*Exercise description:*
Nothing in the data may be omitted; output it all verbatim.

*Exercise materials:*
==*==

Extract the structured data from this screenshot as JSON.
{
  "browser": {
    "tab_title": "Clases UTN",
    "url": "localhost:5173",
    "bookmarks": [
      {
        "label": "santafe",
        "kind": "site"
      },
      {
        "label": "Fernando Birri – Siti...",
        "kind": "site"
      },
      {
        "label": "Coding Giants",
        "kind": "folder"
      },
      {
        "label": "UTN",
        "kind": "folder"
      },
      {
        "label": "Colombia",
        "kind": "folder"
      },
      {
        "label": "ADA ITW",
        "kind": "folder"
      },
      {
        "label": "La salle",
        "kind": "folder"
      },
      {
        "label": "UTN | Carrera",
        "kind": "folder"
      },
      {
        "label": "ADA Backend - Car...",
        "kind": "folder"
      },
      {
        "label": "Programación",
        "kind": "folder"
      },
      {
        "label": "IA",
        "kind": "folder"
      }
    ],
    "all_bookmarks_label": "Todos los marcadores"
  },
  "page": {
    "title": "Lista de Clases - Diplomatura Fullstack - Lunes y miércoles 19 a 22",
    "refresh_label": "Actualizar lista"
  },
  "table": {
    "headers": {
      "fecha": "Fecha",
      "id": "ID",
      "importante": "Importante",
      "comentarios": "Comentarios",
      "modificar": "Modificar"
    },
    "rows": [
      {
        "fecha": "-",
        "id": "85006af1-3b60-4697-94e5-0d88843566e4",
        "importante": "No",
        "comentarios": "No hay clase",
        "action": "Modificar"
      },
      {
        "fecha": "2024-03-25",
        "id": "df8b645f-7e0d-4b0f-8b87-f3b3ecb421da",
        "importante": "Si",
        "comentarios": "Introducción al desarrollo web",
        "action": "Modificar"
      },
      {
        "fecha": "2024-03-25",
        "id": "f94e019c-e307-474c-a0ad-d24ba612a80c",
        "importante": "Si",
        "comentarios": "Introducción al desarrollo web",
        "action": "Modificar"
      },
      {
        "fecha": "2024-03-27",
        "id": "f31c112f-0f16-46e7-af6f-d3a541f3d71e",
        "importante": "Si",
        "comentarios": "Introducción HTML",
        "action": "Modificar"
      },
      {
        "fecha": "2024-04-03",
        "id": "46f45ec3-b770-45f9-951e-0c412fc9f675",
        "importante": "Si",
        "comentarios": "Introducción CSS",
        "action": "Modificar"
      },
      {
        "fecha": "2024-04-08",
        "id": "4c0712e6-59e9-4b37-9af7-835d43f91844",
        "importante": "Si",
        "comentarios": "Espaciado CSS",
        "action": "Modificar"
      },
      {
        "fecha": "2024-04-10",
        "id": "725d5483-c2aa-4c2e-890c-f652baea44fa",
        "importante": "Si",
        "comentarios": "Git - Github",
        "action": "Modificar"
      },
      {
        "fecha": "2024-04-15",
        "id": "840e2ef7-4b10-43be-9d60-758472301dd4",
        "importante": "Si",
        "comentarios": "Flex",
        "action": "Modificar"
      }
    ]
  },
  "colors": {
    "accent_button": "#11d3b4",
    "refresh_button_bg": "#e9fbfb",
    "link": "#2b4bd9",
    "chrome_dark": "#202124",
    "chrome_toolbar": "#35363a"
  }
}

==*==

*Solution to the exercise:*
Extract the structured data from this screenshot as JSON.
{
  "browser": {
    "tab_title": "Clases UTN",
    "url": "localhost:5173",
    "bookmarks": [
      {
        "label": "santafe",
        "kind": "site"
      },
      {
        "label": "Fernando Birri – Siti...",
        "kind": "site"
      },
      {
        "label": "Coding Giants",
        "kind": "folder"
      },
      {
        "label": "UTN",
        "kind": "folder"
      },
      {
        "label": "Colombia",
        "kind": "folder"
      },
      {
        "label": "ADA ITW",
        "kind": "folder"
      },
      {
        "label": "La salle",
        "kind": "folder"
      },
      {
        "label": "UTN | Carrera",
        "kind": "folder"
      },
      {
        "label": "ADA Backend - Car...",
        "kind": "folder"
      },
      {
        "label": "Programación",
        "kind": "folder"
      },
      {
        "label": "IA",
        "kind": "folder"
      }
    ],
    "all_bookmarks_label": "Todos los marcadores"
  },
  "page": {
    "title": "Lista de Clases - Diplomatura Fullstack - Lunes y miércoles 19 a 22",
    "refresh_label": "Actualizar lista"
  },
  "table": {
    "headers": {
      "fecha": "Fecha",
      "id": "ID",
      "importante": "Importante",
      "comentarios": "Comentarios",
      "modificar": "Modificar"
    },
    "rows": [
      {
        "fecha": "-",
        "id": "85006af1-3b60-4697-94e5-0d88843566e4",
        "importante": "No",
        "comentarios": "No hay clase",
        "action": "Modificar"
      },
      {
        "fecha": "2024-03-25",
        "id": "df8b645f-7e0d-4b0f-8b87-f3b3ecb421da",
        "importante": "Si",
        "comentarios": "Introducción al desarrollo web",
        "action": "Modificar"
      },
      {
        "fecha": "2024-03-25",
        "id": "f94e019c-e307-474c-a0ad-d24ba612a80c",
        "importante": "Si",
        "comentarios": "Introducción al desarrollo web",
        "action": "Modificar"
      },
      {
        "fecha": "2024-03-27",
        "id": "f31c112f-0f16-46e7-af6f-d3a541f3d71e",
        "importante": "Si",
        "comentarios": "Introducción HTML",
        "action": "Modificar"
      },
      {
        "fecha": "2024-04-03",
        "id": "46f45ec3-b770-45f9-951e-0c412fc9f675",
        "importante": "Si",
        "comentarios": "Introducción CSS",
        "action": "Modificar"
      },
      {
        "fecha": "2024-04-08",
        "id": "4c0712e6-59e9-4b37-9af7-835d43f91844",
        "importante": "Si",
        "comentarios": "Espaciado CSS",
        "action": "Modificar"
      },
      {
        "fecha": "2024-04-10",
        "id": "725d5483-c2aa-4c2e-890c-f652baea44fa",
        "importante": "Si",
        "comentarios": "Git - Github",
        "action": "Modificar"
      },
      {
        "fecha": "2024-04-15",
        "id": "840e2ef7-4b10-43be-9d60-758472301dd4",
        "importante": "Si",
        "comentarios": "Flex",
        "action": "Modificar"
      }
    ]
  },
  "colors": {
    "accent_button": "#11d3b4",
    "refresh_button_bg": "#e9fbfb",
    "link": "#2b4bd9",
    "chrome_dark": "#202124",
    "chrome_toolbar": "#35363a"
  }
}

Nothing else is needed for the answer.